■ **Data supplied**
======
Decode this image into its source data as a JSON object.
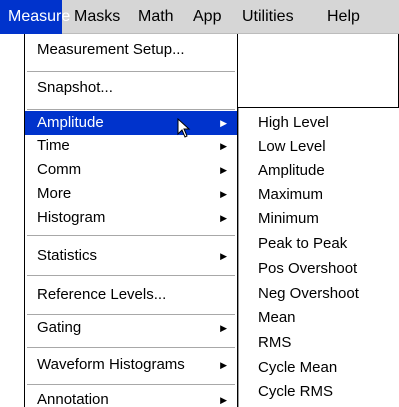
{
  "menubar": {
    "items": [
      {
        "label": "Measure",
        "active": true
      },
      {
        "label": "Masks"
      },
      {
        "label": "Math"
      },
      {
        "label": "App"
      },
      {
        "label": "Utilities"
      },
      {
        "label": "Help"
      }
    ]
  },
  "measure_menu": {
    "items": [
      {
        "label": "Measurement Setup..."
      },
      {
        "label": "Snapshot..."
      },
      {
        "label": "Amplitude",
        "submenu": true,
        "highlighted": true
      },
      {
        "label": "Time",
        "submenu": true
      },
      {
        "label": "Comm",
        "submenu": true
      },
      {
        "label": "More",
        "submenu": true
      },
      {
        "label": "Histogram",
        "submenu": true
      },
      {
        "label": "Statistics",
        "submenu": true
      },
      {
        "label": "Reference Levels..."
      },
      {
        "label": "Gating",
        "submenu": true
      },
      {
        "label": "Waveform Histograms",
        "submenu": true
      },
      {
        "label": "Annotation",
        "submenu": true
      }
    ]
  },
  "amplitude_submenu": {
    "items": [
      {
        "label": "High Level"
      },
      {
        "label": "Low Level"
      },
      {
        "label": "Amplitude"
      },
      {
        "label": "Maximum"
      },
      {
        "label": "Minimum"
      },
      {
        "label": "Peak to Peak"
      },
      {
        "label": "Pos Overshoot"
      },
      {
        "label": "Neg Overshoot"
      },
      {
        "label": "Mean"
      },
      {
        "label": "RMS"
      },
      {
        "label": "Cycle Mean"
      },
      {
        "label": "Cycle RMS"
      }
    ]
  },
  "icons": {
    "submenu_arrow": "triangle-right-icon",
    "cursor": "mouse-pointer-icon"
  },
  "colors": {
    "highlight": "#0033cc",
    "menubar_bg": "#d6d6d6"
  }
}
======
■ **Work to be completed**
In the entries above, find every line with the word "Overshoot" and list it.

■ **Answer**
        "label": "Pos Overshoot"
        "label": "Neg Overshoot"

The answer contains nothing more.